For several months now Russia has been amassing troops at the Ukrainian border, deeply worrying Kyiv and Brussels.
Top-level talks finally took place this week in various venues between Russia and the United States and NATO to de-escalate the crisis.
No sizable progress was made, with Russia’s Deputy Foreign Minister Sergei Ryabkov saying talks had reached a “dead end”.
His US counterpart US Deputy Secretary of State, Wendy Sherman, had stern words for Moscow too.
“Anything is possible in the world, but I will say this, it won`t be about diplomacy failing. It will about be about President Putin having made a choice that actually, I think, will bring great, great sorrow to his countrymen and women because there will be great economic costs to Russia if they take this action. I think he knows that,” Sherman said.
Moscow and Washington are confronting virtually unbridgeable differences on many issues — including a repeated demand by the Kremlin for hard guarantees that Ukraine will never join NATO.
And if the US and its allies do not meet its demands, Russian President Putin warned the Kremlin would take unspecified “military-technical measures”.
In an interview with Euronews, Heather Conley from the German Marshall Fund, said talks may not be enough to resolve the crisis.
“I fear we cannot dialogue our way through some very important principles, the principles of sovereignty, of territorial integrity, of the right of a country to choose its alliances and its relationships,” Conley said.
“Although we must remain open to dialogue and we hope to provide de-escalation and reducing and mitigating risk. This is really about the future of international security, European security and the role of Europe and the United States.”

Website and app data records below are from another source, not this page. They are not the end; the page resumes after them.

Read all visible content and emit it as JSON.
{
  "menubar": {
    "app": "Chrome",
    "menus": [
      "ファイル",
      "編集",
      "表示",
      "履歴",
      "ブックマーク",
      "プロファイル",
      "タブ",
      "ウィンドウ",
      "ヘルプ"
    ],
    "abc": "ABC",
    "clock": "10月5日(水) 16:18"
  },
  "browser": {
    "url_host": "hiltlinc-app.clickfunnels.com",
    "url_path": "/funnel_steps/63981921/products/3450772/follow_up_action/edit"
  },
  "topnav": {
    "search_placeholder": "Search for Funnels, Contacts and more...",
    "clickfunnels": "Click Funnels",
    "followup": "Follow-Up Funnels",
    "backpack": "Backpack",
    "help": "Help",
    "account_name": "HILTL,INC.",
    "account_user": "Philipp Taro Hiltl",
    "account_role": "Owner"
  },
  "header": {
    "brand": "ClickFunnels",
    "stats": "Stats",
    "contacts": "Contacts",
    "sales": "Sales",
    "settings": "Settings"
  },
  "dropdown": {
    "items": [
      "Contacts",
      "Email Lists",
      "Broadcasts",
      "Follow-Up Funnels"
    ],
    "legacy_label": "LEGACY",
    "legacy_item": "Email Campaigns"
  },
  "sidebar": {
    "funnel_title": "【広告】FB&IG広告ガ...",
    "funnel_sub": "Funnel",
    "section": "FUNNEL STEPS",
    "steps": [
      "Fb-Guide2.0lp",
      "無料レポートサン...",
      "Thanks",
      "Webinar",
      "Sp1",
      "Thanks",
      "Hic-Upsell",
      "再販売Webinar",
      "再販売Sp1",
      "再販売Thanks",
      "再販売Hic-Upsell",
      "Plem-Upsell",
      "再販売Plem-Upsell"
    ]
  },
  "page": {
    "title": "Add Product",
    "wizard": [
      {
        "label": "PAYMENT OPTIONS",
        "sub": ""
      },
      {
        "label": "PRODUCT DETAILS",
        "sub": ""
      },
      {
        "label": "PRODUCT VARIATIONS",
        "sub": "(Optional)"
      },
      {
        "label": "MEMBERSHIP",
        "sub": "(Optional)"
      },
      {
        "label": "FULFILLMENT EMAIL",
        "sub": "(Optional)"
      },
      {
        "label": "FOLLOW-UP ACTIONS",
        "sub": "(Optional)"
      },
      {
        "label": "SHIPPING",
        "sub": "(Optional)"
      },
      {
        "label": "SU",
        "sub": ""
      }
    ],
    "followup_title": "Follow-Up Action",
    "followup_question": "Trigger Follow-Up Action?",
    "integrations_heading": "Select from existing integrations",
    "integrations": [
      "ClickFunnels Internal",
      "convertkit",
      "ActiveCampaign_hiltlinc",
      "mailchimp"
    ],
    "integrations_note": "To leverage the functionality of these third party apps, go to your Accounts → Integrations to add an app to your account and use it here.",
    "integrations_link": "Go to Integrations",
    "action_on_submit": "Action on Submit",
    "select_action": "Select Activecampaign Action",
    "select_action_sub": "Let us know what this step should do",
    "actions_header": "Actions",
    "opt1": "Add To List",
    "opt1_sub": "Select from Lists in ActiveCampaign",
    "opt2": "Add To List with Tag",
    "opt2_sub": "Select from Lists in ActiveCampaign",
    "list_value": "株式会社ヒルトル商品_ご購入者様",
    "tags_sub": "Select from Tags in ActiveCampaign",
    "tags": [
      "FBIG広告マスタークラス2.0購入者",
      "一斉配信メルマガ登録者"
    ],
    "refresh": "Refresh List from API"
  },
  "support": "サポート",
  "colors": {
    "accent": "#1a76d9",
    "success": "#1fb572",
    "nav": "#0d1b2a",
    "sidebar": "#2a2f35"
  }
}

She added that Putin is seriously focused on bringing back the former Russia.
“What Vladimir Putin is very serious about is rolling back 30 years of international agreements after the collapse of the Soviet Union. That is his intent,” Conley said. “The Kremlin will continue to escalate to receive accommodations from the West…they will do that in a cost-effective way.
“But make no mistake, I think Mr. Putin believes his historical legacy is repairing that historical Russia that he noted, and it’s about forcing Ukraine into the Russian orbit, whether he does that with troops, cyber-attacks or pressuring the West to accommodate his views. It’s going to be all of the above.”
On Tuesday, Italian MEP and president of the European Parliament, David Sassoli, died at the age of 65.
He had been struggling for months with poor health having suffered in the past from leukaemia and was struck by a severe case of pneumonia in September during a plenary session of the Parliament and had to be hospitalised.
Sassoli returned to Italy to recover, but had a relapse that kept him away from his duties for a while.
The tributes flooded in following his death, with European Commission President Ursula von der Leyen leading the way.
“Today is a sad day for Europe. Our Union loses a passionate European, a sincere democrat and a good man,” she said on Tuesday.
“David Sassoli was a man of deep faith and strong convictions. Everyone loved his smile and his kindness, yet he knew how to fight for what he believed in.”
As head of the executive arm, von der Leyen was in constant touch with Sassoli to move forward legislative proposals her team drafted through the hemicycle the Italian presided over.
“He wanted Europe to be more united, closer to its people, more faithful to our values. That is his legacy,” she remarked with solemnity. “And that is how I will remember him. As a champion of justice and solidarity, and a dear friend.”
His funeral was held on Friday at Rome’s Santa Maria degli Angeli, the church where Italian state funerals are held.